Delta tax break facing ‘tough climb’ with Georgia lawmakers

ATLANTA (AP) — The Georgia House speaker questioned the need for renewing a $38 million tax break for Delta Air Lines and other carriers as state lawmakers reconvened Tuesday for a special legislative session called by the governor.

Gov. Nathan Deal ordered legislators back to the Capitol primarily to approve $270 million in funding for cleanup and recovery efforts associated with Hurricane Michael’s devastating march across southwest Georgia last month.

But the House and Senate must also revisit lifting the state sales tax on jet fuel.

Controversy erupted over the perk earlier this year when Lt. Gov. Casey Cagle and Senate Republicans declared they were killing the tax break to punish Delta, one of Georgia’s largest private employers. Lawmakers were outraged when Delta ended fare discounts for National Rifle Association members after the deadly school shootings in Parkland, Florida.

Deal ended up salvaging the tax exemption with an executive order. But state law requires the legislature to ratify that order. If lawmakers approve, the break stays in effect until the fiscal year ends June 30. If the proposal fails, airlines would owe retroactive sales taxes dating to Aug. 1.

“I said last week I thought it was going to have a tough climb,” House Speaker David Ralston told reporters as the session opened Tuesday. “I still think that.”

Ralston said he doesn’t know whether the measure would pass the House or not. But he said it’s up to Delta and other airlines to prove not only that they need the tax relief, but that granting it would benefit Georgia’s economy.

“I have serious concerns and questions in my own mind that they haven’t done that,” Ralston said.

Whatever happens, lawmakers are expected to work quickly. Ralston and Cagle, who presides over the Senate, predicted Tuesday the session will last just five days.

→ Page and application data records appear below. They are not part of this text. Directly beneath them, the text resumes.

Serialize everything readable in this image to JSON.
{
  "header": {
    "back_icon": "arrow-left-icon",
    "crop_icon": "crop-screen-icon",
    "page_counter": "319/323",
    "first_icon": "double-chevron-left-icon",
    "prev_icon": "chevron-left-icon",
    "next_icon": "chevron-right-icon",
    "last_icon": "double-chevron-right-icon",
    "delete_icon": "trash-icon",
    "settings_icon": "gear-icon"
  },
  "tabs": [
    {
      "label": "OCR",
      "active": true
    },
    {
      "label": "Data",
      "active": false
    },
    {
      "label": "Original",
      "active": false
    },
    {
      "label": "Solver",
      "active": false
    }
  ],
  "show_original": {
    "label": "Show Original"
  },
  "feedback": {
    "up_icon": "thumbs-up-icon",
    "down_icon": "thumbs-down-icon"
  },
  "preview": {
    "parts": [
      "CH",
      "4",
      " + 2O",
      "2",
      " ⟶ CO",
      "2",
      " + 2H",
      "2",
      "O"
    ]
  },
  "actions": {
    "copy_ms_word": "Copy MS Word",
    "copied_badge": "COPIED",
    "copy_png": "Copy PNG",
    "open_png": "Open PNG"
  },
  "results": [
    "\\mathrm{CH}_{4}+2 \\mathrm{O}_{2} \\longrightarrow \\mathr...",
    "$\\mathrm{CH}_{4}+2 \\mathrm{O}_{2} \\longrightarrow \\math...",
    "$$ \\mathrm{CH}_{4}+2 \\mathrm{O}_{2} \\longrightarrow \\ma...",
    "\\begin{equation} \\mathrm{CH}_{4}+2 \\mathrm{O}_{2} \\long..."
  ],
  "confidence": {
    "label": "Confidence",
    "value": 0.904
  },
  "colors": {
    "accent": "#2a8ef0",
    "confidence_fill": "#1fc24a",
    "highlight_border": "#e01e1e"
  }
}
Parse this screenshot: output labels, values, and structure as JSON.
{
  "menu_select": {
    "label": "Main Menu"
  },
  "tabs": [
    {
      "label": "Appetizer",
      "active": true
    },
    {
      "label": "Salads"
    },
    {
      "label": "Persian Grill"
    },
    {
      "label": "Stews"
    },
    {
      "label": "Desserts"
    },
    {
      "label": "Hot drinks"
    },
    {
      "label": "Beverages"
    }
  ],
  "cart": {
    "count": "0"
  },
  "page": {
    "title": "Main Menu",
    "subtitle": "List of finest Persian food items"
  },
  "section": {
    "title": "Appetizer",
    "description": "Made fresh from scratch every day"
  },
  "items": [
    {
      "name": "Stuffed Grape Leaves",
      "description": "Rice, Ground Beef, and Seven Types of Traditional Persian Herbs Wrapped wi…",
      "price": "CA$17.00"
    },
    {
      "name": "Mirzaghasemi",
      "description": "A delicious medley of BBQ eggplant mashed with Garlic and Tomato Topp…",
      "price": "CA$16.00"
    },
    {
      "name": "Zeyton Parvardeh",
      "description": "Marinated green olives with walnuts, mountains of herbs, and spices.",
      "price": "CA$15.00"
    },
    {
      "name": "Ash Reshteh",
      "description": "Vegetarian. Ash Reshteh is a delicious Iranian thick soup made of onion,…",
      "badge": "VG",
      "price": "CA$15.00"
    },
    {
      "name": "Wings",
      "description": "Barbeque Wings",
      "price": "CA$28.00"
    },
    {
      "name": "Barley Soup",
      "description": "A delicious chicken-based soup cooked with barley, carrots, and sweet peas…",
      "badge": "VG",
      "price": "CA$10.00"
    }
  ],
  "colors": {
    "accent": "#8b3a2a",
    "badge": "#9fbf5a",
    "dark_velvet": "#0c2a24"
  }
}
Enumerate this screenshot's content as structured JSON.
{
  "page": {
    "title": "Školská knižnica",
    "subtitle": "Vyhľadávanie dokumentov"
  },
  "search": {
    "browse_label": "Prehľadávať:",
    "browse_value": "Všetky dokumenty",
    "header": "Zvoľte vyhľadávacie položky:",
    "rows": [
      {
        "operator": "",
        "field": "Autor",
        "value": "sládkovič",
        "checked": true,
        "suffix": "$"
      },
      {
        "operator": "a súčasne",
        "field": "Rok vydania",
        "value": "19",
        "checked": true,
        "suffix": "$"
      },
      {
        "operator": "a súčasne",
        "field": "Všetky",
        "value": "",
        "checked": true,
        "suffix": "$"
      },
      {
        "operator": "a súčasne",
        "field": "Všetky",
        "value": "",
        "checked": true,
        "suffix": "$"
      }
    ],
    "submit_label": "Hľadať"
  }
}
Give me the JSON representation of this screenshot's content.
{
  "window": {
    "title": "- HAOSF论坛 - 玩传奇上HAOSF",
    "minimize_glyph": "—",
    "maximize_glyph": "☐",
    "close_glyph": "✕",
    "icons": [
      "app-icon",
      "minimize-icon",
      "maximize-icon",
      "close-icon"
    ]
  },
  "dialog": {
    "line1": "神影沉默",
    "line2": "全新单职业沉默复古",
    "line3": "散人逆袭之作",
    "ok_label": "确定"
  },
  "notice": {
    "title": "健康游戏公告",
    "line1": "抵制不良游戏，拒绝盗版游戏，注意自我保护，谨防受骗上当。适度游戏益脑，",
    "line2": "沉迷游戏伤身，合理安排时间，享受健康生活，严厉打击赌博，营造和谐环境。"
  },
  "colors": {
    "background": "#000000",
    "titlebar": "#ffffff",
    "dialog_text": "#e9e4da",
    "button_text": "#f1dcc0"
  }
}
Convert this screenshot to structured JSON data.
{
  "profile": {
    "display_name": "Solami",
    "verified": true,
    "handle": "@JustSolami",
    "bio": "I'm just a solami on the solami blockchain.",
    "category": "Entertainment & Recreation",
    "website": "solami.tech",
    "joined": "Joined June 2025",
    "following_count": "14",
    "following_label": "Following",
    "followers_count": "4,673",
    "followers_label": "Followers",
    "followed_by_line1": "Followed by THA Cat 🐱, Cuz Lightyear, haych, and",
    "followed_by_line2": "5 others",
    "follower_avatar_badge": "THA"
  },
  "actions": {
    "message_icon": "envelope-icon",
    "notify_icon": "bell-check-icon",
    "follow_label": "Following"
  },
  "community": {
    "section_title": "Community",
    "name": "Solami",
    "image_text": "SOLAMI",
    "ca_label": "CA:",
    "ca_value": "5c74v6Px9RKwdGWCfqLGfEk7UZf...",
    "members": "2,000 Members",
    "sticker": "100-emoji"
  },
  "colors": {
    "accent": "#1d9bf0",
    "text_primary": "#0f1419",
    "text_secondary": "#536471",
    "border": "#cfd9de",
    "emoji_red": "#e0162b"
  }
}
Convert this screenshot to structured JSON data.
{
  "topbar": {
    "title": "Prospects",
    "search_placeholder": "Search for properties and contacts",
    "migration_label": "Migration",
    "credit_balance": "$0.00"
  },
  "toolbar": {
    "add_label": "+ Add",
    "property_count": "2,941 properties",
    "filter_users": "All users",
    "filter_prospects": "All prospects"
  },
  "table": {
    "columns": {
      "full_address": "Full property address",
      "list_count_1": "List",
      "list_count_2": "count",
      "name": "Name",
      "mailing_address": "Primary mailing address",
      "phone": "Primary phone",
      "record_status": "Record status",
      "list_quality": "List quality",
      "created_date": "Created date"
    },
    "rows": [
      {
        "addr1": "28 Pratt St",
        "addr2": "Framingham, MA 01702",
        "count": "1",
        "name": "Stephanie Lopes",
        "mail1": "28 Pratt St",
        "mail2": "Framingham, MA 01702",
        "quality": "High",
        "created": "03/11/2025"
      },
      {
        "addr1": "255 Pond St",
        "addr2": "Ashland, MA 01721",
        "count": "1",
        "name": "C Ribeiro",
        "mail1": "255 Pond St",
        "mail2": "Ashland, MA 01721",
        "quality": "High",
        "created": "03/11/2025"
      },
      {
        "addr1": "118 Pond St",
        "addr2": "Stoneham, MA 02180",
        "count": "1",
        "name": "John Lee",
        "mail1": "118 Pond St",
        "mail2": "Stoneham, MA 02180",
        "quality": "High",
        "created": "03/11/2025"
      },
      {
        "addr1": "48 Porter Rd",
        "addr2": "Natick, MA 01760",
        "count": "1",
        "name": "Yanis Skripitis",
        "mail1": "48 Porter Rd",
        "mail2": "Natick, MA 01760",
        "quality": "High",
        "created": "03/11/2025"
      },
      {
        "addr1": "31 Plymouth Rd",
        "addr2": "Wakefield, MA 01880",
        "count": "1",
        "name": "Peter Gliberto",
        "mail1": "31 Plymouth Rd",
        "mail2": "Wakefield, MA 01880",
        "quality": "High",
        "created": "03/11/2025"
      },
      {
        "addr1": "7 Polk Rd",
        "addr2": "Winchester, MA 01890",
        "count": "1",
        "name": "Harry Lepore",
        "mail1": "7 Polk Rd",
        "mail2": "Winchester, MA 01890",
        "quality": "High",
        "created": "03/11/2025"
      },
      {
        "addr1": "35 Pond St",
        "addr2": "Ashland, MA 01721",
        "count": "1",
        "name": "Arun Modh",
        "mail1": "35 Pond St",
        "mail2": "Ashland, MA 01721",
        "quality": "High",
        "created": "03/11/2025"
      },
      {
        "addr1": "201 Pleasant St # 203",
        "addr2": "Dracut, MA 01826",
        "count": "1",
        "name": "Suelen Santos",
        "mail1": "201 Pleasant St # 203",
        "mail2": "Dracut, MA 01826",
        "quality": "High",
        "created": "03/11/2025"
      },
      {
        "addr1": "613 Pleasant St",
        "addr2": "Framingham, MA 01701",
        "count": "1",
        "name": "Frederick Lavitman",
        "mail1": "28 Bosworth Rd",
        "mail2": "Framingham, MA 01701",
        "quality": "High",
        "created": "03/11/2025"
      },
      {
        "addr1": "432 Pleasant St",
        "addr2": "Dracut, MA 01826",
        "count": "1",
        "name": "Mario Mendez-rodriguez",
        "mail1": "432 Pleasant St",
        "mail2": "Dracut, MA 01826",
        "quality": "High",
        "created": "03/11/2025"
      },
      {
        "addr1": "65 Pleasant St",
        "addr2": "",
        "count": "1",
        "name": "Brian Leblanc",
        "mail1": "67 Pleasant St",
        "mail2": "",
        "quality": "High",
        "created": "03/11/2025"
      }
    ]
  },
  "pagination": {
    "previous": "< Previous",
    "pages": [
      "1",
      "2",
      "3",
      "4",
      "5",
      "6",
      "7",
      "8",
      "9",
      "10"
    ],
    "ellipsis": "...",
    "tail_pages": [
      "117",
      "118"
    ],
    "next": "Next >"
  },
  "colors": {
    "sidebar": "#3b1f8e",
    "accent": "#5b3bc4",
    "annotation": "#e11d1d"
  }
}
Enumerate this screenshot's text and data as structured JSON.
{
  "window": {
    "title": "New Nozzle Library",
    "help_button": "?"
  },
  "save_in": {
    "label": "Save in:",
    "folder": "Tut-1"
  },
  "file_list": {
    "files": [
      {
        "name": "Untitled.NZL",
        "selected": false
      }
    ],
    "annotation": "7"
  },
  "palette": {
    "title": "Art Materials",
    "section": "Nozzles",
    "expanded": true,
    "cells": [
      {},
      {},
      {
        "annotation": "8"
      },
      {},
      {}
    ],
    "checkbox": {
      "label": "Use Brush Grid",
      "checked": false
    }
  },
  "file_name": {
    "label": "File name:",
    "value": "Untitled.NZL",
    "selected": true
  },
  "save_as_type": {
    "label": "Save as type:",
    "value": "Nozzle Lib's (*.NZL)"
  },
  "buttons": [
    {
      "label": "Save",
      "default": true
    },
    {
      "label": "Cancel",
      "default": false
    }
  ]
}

The House Appropriations Committee planned to take up amending the state budget to include money for hurricane recovery Wednesday. Deal, who leaves office in January, was scheduled to make his case to the committee.

Michael charged into rural southwest Georgia as a powerful Category 3 hurricane in October. Insurance Commissioner Ralph Hudgens’ office says residents filed 68,000 claims worth $700 million in damage and losses to homes, businesses and vehicles. That’s $60 million more than Georgia’s combined insured losses from Hurricanes Matthew and Irma, which struck in 2016 and 2017.

“We’re going to be very aggressive and do everything we possibly can to help the farming communities in that part of the state,” Ralston said.

The session opened on a somber note Tuesday as lawmakers learned Rep. John Meadows, chairman of the powerful House Rules Committee, had died earlier that morning. Brian Kemp, the GOP candidate for governor, tweeted Tuesday that Meadows died from cancer.

The 74-year-old Republican served 14 years in the House, representing northern Georgia’s 5th District. He was a former U.S. Marine who had previously served as mayor of Calhoun.

“It’s often stated you make your living by what you get, and you make your life by what you give,” said Rep. Calvin Smyre, a Columbus Democrat and former Rules chairman. “John Meadows loved this House and he gave all, and all, and all to make it a better place to serve.”